* The task:
Print each of the records below, leaving every word as it is.

* Source material:
━━━━━━━━
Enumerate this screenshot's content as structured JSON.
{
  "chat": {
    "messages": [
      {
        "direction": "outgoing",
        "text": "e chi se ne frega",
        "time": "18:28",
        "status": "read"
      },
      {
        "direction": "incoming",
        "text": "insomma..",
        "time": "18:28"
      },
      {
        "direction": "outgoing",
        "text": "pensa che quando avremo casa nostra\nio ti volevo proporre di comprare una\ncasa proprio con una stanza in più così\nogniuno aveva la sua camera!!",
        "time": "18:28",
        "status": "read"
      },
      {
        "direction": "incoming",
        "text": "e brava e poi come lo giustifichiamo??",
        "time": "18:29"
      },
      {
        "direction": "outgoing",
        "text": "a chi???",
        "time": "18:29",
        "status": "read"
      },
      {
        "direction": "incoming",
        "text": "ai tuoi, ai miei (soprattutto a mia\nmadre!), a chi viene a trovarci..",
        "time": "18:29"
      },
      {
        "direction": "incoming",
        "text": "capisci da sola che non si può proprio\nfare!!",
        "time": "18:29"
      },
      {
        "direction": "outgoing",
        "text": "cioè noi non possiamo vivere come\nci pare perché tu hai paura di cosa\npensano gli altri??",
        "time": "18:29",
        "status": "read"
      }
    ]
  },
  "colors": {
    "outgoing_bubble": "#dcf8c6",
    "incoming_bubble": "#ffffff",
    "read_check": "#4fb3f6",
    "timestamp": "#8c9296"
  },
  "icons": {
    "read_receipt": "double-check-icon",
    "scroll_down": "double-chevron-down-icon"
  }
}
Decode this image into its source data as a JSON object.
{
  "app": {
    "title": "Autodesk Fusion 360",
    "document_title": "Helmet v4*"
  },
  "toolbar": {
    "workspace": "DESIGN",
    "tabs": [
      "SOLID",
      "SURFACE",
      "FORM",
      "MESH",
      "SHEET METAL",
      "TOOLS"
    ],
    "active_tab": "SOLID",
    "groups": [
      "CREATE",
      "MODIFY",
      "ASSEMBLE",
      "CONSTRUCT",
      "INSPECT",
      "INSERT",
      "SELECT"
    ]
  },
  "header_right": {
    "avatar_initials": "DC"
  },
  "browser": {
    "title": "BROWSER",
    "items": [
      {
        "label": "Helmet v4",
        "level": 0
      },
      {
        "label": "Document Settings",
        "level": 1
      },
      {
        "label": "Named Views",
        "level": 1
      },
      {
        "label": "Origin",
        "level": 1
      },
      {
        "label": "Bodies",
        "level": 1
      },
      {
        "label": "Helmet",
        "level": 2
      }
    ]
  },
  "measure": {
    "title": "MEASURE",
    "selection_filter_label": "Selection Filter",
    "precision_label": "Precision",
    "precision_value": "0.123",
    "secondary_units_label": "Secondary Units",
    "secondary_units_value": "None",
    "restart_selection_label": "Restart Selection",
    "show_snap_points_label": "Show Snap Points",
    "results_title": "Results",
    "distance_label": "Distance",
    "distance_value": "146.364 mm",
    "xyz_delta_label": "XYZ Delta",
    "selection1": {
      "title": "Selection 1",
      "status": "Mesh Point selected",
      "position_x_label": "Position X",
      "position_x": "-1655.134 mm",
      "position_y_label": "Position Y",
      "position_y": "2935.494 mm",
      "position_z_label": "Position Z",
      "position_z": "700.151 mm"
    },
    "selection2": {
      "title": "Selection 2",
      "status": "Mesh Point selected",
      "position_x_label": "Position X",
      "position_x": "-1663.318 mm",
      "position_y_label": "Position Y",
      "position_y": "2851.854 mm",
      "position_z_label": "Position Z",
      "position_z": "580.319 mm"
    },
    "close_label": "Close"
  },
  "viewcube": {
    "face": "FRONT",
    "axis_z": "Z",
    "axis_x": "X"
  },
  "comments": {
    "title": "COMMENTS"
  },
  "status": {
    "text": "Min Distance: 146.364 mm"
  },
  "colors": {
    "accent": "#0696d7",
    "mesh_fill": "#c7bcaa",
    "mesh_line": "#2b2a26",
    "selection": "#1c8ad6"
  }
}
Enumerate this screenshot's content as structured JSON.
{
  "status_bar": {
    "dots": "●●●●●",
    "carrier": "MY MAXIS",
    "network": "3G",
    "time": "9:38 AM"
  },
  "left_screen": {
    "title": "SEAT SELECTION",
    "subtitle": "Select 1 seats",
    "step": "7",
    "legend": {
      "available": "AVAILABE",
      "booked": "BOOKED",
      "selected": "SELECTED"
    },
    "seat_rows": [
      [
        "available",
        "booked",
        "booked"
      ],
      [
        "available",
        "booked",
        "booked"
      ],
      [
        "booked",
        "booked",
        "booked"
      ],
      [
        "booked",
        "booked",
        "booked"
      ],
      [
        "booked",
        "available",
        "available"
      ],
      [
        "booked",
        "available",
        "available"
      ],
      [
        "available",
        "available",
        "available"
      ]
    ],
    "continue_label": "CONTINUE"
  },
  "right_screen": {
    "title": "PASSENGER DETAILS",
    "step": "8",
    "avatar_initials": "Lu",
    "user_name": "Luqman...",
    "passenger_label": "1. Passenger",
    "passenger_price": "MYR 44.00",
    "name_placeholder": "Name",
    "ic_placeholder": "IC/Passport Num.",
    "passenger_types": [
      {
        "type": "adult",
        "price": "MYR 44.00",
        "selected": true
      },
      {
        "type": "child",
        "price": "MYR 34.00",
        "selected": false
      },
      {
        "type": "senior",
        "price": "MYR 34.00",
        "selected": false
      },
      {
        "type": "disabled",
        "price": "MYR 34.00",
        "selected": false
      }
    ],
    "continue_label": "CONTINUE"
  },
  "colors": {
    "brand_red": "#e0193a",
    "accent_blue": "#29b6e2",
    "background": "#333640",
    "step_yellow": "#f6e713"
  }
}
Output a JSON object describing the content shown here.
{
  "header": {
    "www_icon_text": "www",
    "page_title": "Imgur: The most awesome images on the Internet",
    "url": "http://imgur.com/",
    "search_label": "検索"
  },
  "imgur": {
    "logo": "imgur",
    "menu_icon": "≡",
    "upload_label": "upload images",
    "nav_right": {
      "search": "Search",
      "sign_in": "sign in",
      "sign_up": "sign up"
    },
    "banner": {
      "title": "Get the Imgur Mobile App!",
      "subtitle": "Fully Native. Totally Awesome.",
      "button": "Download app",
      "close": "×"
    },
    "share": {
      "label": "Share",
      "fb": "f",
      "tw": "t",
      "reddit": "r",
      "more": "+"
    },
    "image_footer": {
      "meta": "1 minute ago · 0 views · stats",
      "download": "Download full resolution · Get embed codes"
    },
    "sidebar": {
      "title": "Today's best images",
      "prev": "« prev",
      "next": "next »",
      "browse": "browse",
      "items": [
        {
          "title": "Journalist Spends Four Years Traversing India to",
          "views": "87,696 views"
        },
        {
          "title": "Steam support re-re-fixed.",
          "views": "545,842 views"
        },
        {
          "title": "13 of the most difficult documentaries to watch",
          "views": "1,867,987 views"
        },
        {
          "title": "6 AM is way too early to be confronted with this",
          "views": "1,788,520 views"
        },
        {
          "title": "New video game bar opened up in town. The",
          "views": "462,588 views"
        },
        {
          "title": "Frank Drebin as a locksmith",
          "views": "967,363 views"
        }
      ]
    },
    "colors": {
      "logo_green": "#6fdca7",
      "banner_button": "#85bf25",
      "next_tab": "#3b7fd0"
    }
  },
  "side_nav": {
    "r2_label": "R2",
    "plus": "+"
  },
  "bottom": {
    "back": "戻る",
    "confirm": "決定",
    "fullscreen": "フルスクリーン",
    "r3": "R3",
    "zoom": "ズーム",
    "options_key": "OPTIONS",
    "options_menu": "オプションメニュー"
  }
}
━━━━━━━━
* Answer below:
Enumerate this screenshot's content as structured JSON.
{
  "chat": {
    "messages": [
      {
        "direction": "outgoing",
        "text": "e chi se ne frega",
        "time": "18:28",
        "status": "read"
      },
      {
        "direction": "incoming",
        "text": "insomma..",
        "time": "18:28"
      },
      {
        "direction": "outgoing",
        "text": "pensa che quando avremo casa nostra\nio ti volevo proporre di comprare una\ncasa proprio con una stanza in più così\nogniuno aveva la sua camera!!",
        "time": "18:28",
        "status": "read"
      },
      {
        "direction": "incoming",
        "text": "e brava e poi come lo giustifichiamo??",
        "time": "18:29"
      },
      {
        "direction": "outgoing",
        "text": "a chi???",
        "time": "18:29",
        "status": "read"
      },
      {
        "direction": "incoming",
        "text": "ai tuoi, ai miei (soprattutto a mia\nmadre!), a chi viene a trovarci..",
        "time": "18:29"
      },
      {
        "direction": "incoming",
        "text": "capisci da sola che non si può proprio\nfare!!",
        "time": "18:29"
      },
      {
        "direction": "outgoing",
        "text": "cioè noi non possiamo vivere come\nci pare perché tu hai paura di cosa\npensano gli altri??",
        "time": "18:29",
        "status": "read"
      }
    ]
  },
  "colors": {
    "outgoing_bubble": "#dcf8c6",
    "incoming_bubble": "#ffffff",
    "read_check": "#4fb3f6",
    "timestamp": "#8c9296"
  },
  "icons": {
    "read_receipt": "double-check-icon",
    "scroll_down": "double-chevron-down-icon"
  }
}
Decode this image into its source data as a JSON object.
{
  "app": {
    "title": "Autodesk Fusion 360",
    "document_title": "Helmet v4*"
  },
  "toolbar": {
    "workspace": "DESIGN",
    "tabs": [
      "SOLID",
      "SURFACE",
      "FORM",
      "MESH",
      "SHEET METAL",
      "TOOLS"
    ],
    "active_tab": "SOLID",
    "groups": [
      "CREATE",
      "MODIFY",
      "ASSEMBLE",
      "CONSTRUCT",
      "INSPECT",
      "INSERT",
      "SELECT"
    ]
  },
  "header_right": {
    "avatar_initials": "DC"
  },
  "browser": {
    "title": "BROWSER",
    "items": [
      {
        "label": "Helmet v4",
        "level": 0
      },
      {
        "label": "Document Settings",
        "level": 1
      },
      {
        "label": "Named Views",
        "level": 1
      },
      {
        "label": "Origin",
        "level": 1
      },
      {
        "label": "Bodies",
        "level": 1
      },
      {
        "label": "Helmet",
        "level": 2
      }
    ]
  },
  "measure": {
    "title": "MEASURE",
    "selection_filter_label": "Selection Filter",
    "precision_label": "Precision",
    "precision_value": "0.123",
    "secondary_units_label": "Secondary Units",
    "secondary_units_value": "None",
    "restart_selection_label": "Restart Selection",
    "show_snap_points_label": "Show Snap Points",
    "results_title": "Results",
    "distance_label": "Distance",
    "distance_value": "146.364 mm",
    "xyz_delta_label": "XYZ Delta",
    "selection1": {
      "title": "Selection 1",
      "status": "Mesh Point selected",
      "position_x_label": "Position X",
      "position_x": "-1655.134 mm",
      "position_y_label": "Position Y",
      "position_y": "2935.494 mm",
      "position_z_label": "Position Z",
      "position_z": "700.151 mm"
    },
    "selection2": {
      "title": "Selection 2",
      "status": "Mesh Point selected",
      "position_x_label": "Position X",
      "position_x": "-1663.318 mm",
      "position_y_label": "Position Y",
      "position_y": "2851.854 mm",
      "position_z_label": "Position Z",
      "position_z": "580.319 mm"
    },
    "close_label": "Close"
  },
  "viewcube": {
    "face": "FRONT",
    "axis_z": "Z",
    "axis_x": "X"
  },
  "comments": {
    "title": "COMMENTS"
  },
  "status": {
    "text": "Min Distance: 146.364 mm"
  },
  "colors": {
    "accent": "#0696d7",
    "mesh_fill": "#c7bcaa",
    "mesh_line": "#2b2a26",
    "selection": "#1c8ad6"
  }
}
Enumerate this screenshot's content as structured JSON.
{
  "status_bar": {
    "dots": "●●●●●",
    "carrier": "MY MAXIS",
    "network": "3G",
    "time": "9:38 AM"
  },
  "left_screen": {
    "title": "SEAT SELECTION",
    "subtitle": "Select 1 seats",
    "step": "7",
    "legend": {
      "available": "AVAILABE",
      "booked": "BOOKED",
      "selected": "SELECTED"
    },
    "seat_rows": [
      [
        "available",
        "booked",
        "booked"
      ],
      [
        "available",
        "booked",
        "booked"
      ],
      [
        "booked",
        "booked",
        "booked"
      ],
      [
        "booked",
        "booked",
        "booked"
      ],
      [
        "booked",
        "available",
        "available"
      ],
      [
        "booked",
        "available",
        "available"
      ],
      [
        "available",
        "available",
        "available"
      ]
    ],
    "continue_label": "CONTINUE"
  },
  "right_screen": {
    "title": "PASSENGER DETAILS",
    "step": "8",
    "avatar_initials": "Lu",
    "user_name": "Luqman...",
    "passenger_label": "1. Passenger",
    "passenger_price": "MYR 44.00",
    "name_placeholder": "Name",
    "ic_placeholder": "IC/Passport Num.",
    "passenger_types": [
      {
        "type": "adult",
        "price": "MYR 44.00",
        "selected": true
      },
      {
        "type": "child",
        "price": "MYR 34.00",
        "selected": false
      },
      {
        "type": "senior",
        "price": "MYR 34.00",
        "selected": false
      },
      {
        "type": "disabled",
        "price": "MYR 34.00",
        "selected": false
      }
    ],
    "continue_label": "CONTINUE"
  },
  "colors": {
    "brand_red": "#e0193a",
    "accent_blue": "#29b6e2",
    "background": "#333640",
    "step_yellow": "#f6e713"
  }
}
Output a JSON object describing the content shown here.
{
  "header": {
    "www_icon_text": "www",
    "page_title": "Imgur: The most awesome images on the Internet",
    "url": "http://imgur.com/",
    "search_label": "検索"
  },
  "imgur": {
    "logo": "imgur",
    "menu_icon": "≡",
    "upload_label": "upload images",
    "nav_right": {
      "search": "Search",
      "sign_in": "sign in",
      "sign_up": "sign up"
    },
    "banner": {
      "title": "Get the Imgur Mobile App!",
      "subtitle": "Fully Native. Totally Awesome.",
      "button": "Download app",
      "close": "×"
    },
    "share": {
      "label": "Share",
      "fb": "f",
      "tw": "t",
      "reddit": "r",
      "more": "+"
    },
    "image_footer": {
      "meta": "1 minute ago · 0 views · stats",
      "download": "Download full resolution · Get embed codes"
    },
    "sidebar": {
      "title": "Today's best images",
      "prev": "« prev",
      "next": "next »",
      "browse": "browse",
      "items": [
        {
          "title": "Journalist Spends Four Years Traversing India to",
          "views": "87,696 views"
        },
        {
          "title": "Steam support re-re-fixed.",
          "views": "545,842 views"
        },
        {
          "title": "13 of the most difficult documentaries to watch",
          "views": "1,867,987 views"
        },
        {
          "title": "6 AM is way too early to be confronted with this",
          "views": "1,788,520 views"
        },
        {
          "title": "New video game bar opened up in town. The",
          "views": "462,588 views"
        },
        {
          "title": "Frank Drebin as a locksmith",
          "views": "967,363 views"
        }
      ]
    },
    "colors": {
      "logo_green": "#6fdca7",
      "banner_button": "#85bf25",
      "next_tab": "#3b7fd0"
    }
  },
  "side_nav": {
    "r2_label": "R2",
    "plus": "+"
  },
  "bottom": {
    "back": "戻る",
    "confirm": "決定",
    "fullscreen": "フルスクリーン",
    "r3": "R3",
    "zoom": "ズーム",
    "options_key": "OPTIONS",
    "options_menu": "オプションメニュー"
  }
}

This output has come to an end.